When you interview, you have two remits – sell yourself and be a sleuth.
Imagine this – a recruiter calls to tell you about an exciting job at a great company. It sounds interesting but you’re not 100% sold. Is it the right level for me? Will this help me advance in my career? Is this a growing industry? Why aren’t the online employee reviews more positive? But there’s enough there that catches your attention, so you toss your hat in the ring.
You have a phone call or meet in person. Then you call your recruiter. “I’m so glad I interviewed. I asked a lot of questions. The company is great, the role is challenging and interesting – a real growth opportunity for me. I’m super interested.”
Here’s the feedback from the company: “Maurice was a solid candidate. He has the right experience and knows our industry inside out. Unfortunately, he didn’t seem excited about us. He asked a lot of questions, which were good, but he seemed skeptical. We are looking for someone who is just as enthusiastic about us as we are about them.”
The lesson? Even if you aren’t 100% convinced about a company or a position, interview with an open mind and a positive attitude. If you are interested enough to explore the role, you want to be sure aren’t shutting a door with your perceptions before you have a chance to learn more.
- Frame questions in a positive way– Ask about a project you might work on if you were to start in the next month. Find out how the project connects with the company’s overarching business goals, what success looks like and how it is measured.
- Ask questions about the culture– why they joined the company, how the company celebrates successes, what causes are important to the company and how they show that, etc.
- Dive into the department/position– Ask what’s in place and working well? What needs immediate attention?
- Have a conversation with your interviewer– Allow yourself to be human. You will spend a lot of time with your coworkers – get to know each other.
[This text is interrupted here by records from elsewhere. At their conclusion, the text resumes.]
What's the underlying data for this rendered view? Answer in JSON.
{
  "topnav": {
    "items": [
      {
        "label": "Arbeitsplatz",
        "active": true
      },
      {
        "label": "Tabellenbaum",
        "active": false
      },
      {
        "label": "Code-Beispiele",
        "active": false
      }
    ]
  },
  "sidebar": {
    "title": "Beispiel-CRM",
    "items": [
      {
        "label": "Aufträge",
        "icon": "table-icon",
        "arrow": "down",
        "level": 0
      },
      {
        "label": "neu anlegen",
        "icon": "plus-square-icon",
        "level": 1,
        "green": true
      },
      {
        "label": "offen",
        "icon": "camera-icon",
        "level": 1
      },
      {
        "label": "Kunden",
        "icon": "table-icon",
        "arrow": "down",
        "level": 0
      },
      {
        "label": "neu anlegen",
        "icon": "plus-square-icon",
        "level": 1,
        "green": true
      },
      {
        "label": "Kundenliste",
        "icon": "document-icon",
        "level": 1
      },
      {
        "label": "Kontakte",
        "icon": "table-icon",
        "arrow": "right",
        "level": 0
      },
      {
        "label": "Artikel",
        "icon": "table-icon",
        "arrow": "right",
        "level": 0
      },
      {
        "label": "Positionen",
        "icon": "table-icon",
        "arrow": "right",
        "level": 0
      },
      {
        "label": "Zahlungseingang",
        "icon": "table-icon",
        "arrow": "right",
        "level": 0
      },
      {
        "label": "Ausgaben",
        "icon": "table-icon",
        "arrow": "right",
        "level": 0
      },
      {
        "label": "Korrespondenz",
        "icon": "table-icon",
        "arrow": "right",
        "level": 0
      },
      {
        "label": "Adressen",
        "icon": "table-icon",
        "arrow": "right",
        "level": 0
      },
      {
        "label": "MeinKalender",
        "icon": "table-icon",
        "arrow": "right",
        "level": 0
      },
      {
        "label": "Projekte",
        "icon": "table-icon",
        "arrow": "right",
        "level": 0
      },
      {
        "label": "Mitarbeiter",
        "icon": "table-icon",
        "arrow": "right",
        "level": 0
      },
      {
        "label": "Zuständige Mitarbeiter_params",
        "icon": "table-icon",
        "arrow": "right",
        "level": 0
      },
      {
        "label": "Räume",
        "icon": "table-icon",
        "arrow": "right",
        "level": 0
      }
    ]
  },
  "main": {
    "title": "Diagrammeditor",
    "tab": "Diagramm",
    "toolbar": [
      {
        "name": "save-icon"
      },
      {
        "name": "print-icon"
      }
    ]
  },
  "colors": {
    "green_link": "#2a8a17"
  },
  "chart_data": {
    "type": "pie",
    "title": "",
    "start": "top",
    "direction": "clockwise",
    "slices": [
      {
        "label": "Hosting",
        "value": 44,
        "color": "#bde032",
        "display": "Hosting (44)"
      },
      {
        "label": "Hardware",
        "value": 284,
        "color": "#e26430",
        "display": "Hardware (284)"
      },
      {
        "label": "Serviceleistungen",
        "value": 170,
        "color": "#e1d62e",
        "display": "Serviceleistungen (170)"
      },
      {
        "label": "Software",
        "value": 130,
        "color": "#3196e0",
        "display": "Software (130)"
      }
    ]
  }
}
- Be curious, rather than inquisitive– This nuance can be the difference that could get you hired.
“My biggest mistake is probably weighing too much on someone’s talent and not someone’s personality.” – Elon Musk